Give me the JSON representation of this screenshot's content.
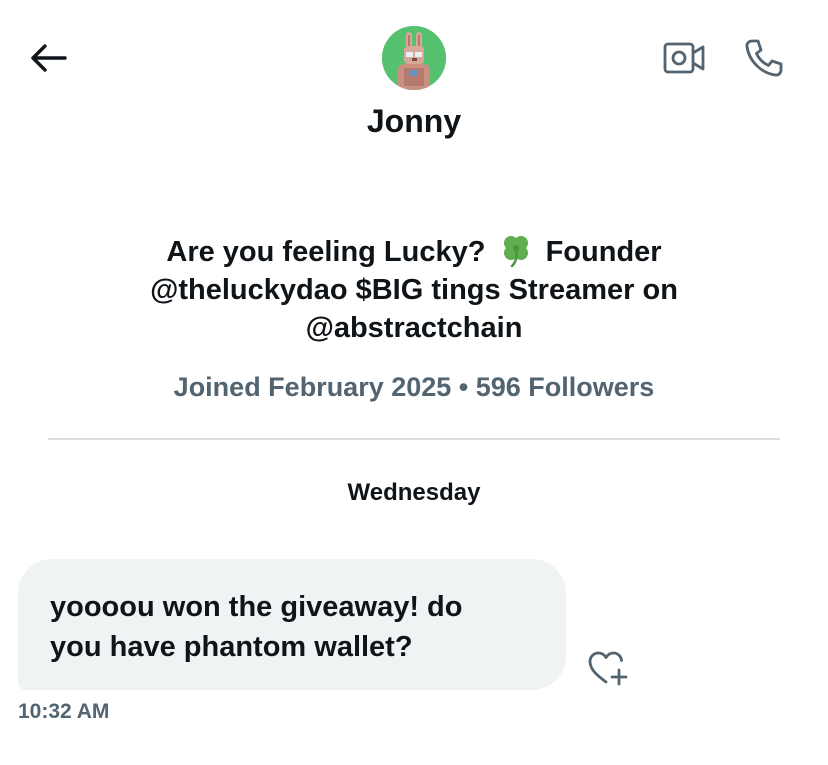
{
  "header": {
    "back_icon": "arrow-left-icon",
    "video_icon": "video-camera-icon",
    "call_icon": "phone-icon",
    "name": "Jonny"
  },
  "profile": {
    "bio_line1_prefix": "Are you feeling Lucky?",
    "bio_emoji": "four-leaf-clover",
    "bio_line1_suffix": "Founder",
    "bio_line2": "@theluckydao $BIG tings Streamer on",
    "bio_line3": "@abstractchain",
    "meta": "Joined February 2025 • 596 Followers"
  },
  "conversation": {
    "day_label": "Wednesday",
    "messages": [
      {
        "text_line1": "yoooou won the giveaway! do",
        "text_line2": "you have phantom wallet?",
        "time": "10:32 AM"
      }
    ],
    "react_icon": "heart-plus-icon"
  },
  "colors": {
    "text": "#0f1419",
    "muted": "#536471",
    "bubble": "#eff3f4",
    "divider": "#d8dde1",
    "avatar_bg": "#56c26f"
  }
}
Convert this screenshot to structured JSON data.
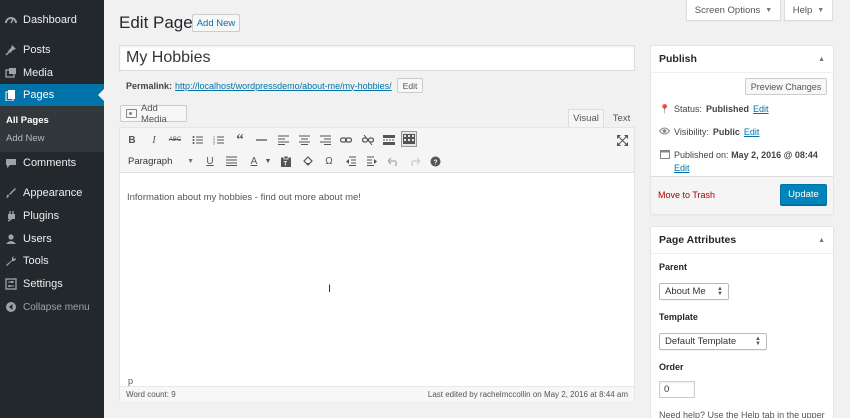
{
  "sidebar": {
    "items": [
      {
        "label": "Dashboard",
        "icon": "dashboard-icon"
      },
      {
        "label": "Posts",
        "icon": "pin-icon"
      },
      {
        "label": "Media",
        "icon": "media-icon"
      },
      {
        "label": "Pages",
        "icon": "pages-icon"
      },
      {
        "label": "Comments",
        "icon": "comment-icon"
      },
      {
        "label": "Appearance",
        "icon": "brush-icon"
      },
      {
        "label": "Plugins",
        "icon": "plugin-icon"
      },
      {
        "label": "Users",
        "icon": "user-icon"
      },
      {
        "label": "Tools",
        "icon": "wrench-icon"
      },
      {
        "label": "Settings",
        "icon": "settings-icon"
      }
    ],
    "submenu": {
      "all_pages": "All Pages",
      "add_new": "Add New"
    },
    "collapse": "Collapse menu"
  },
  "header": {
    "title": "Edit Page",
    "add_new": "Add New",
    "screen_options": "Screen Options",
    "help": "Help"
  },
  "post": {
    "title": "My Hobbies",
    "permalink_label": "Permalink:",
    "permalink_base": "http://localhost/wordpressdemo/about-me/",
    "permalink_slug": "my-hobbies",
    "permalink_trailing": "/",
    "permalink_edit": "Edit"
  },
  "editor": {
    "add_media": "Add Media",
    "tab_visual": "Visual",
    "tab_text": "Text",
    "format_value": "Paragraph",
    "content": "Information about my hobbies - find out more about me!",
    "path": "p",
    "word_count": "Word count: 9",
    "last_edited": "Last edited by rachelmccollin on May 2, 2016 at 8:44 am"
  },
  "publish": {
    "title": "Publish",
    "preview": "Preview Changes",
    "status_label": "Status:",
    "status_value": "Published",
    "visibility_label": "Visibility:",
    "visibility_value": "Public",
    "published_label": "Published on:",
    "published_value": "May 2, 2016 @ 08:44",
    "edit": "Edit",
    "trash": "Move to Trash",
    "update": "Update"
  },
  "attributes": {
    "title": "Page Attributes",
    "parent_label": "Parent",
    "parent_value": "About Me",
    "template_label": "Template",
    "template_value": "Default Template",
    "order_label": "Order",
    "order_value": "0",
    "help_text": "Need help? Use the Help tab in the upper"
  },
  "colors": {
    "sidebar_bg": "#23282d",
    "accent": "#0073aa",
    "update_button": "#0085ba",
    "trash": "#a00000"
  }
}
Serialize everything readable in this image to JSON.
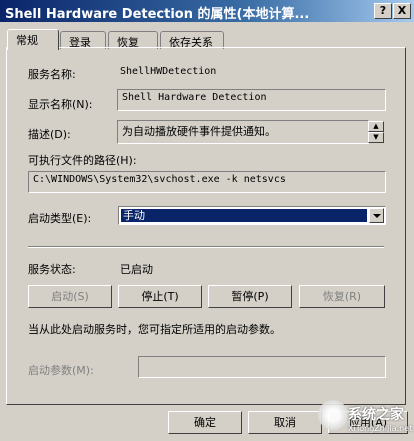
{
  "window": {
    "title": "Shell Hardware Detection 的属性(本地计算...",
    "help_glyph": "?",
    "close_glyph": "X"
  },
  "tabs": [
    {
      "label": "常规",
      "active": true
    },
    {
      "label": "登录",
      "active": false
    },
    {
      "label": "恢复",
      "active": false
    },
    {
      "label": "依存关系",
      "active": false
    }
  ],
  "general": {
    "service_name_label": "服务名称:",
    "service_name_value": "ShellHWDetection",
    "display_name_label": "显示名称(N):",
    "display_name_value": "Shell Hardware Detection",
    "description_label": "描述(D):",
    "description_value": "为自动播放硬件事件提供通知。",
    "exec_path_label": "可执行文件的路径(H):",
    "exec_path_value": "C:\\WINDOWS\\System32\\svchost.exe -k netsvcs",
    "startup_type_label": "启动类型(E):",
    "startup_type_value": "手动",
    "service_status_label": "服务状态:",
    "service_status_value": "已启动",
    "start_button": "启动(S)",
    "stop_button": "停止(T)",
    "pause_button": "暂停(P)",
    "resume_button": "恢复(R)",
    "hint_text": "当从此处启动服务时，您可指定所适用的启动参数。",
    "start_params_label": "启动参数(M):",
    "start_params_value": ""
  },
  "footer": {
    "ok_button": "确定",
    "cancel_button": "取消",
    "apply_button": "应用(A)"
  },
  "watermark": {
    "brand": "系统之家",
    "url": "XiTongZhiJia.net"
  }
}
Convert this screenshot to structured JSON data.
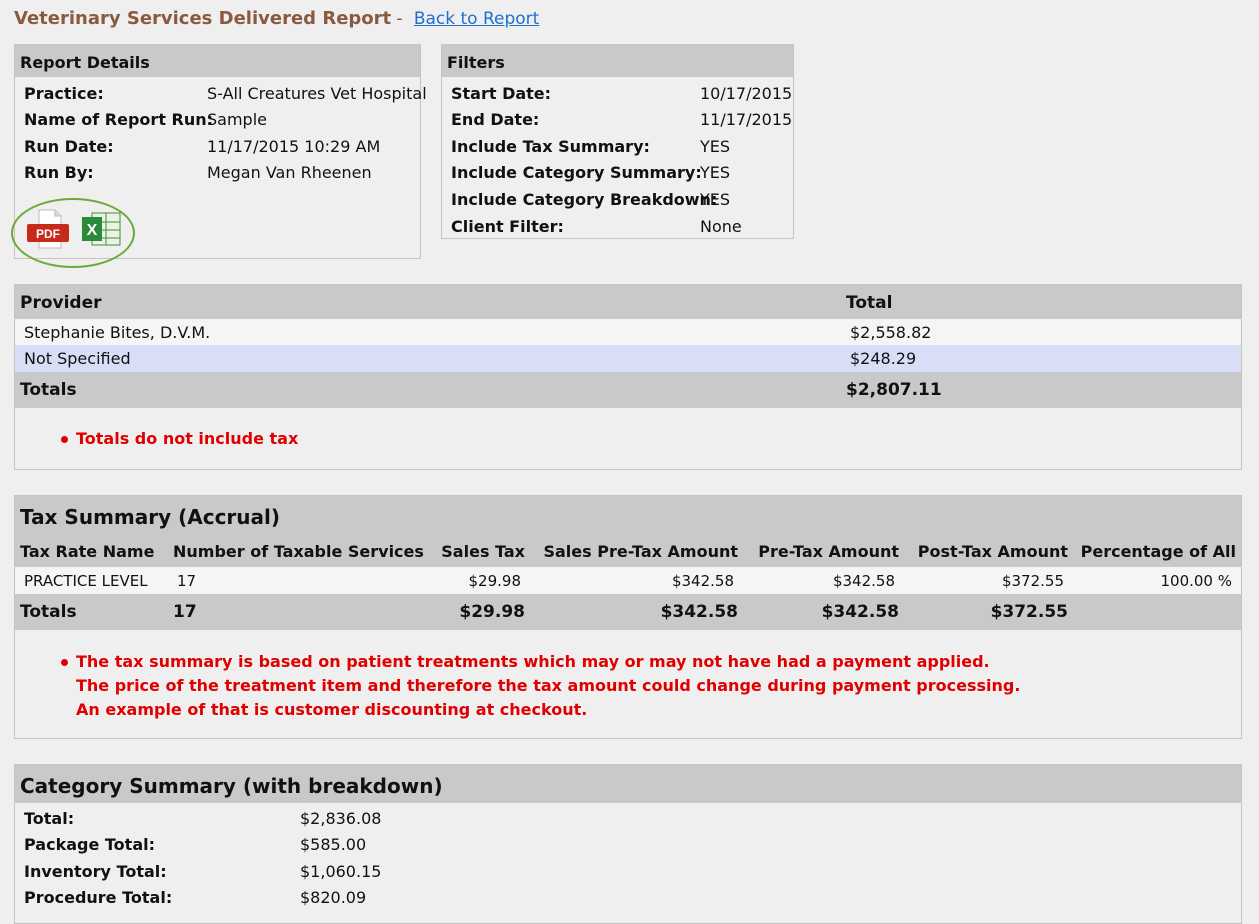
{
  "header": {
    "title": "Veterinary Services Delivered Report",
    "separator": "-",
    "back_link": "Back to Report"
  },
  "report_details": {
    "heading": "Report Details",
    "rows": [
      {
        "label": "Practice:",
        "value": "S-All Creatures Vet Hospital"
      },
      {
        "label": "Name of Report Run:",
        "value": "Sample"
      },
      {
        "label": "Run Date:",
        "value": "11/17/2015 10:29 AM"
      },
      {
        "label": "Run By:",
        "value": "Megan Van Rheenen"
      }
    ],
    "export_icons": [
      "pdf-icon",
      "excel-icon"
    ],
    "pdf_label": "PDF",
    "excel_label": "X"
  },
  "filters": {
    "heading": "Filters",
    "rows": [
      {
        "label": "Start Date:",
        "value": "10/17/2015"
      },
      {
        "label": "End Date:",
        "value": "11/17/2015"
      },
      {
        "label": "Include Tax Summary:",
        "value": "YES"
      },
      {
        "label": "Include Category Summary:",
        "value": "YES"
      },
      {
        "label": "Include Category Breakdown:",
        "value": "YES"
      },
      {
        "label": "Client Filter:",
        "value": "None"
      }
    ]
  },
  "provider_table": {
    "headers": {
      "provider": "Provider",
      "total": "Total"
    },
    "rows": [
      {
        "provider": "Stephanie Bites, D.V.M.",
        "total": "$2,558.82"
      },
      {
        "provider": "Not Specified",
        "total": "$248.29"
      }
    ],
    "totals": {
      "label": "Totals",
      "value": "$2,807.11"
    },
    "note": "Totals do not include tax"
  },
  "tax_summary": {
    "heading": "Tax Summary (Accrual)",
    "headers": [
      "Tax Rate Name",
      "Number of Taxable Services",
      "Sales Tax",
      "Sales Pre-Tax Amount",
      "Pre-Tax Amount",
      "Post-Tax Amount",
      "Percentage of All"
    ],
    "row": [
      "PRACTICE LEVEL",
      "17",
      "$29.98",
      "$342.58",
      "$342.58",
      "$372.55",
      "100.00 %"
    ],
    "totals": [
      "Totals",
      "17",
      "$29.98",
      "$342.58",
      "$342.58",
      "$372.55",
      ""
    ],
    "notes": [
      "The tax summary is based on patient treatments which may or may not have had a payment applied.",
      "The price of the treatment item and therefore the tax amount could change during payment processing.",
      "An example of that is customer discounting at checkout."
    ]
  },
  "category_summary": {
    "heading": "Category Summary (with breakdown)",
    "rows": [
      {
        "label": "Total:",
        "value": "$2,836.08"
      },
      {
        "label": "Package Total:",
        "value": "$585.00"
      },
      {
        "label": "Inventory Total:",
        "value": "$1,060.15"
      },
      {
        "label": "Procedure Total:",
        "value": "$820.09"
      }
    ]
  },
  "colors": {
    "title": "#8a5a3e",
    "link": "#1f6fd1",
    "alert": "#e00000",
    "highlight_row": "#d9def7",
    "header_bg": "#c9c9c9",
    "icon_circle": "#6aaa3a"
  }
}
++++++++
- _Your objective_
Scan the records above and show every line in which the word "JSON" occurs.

- _Exercise answer_
Give me the JSON representation of this screenshot's content.
Convert this screenshot to structured JSON data.
Serialize everything readable in this image to JSON.
Convert this screenshot to structured JSON data.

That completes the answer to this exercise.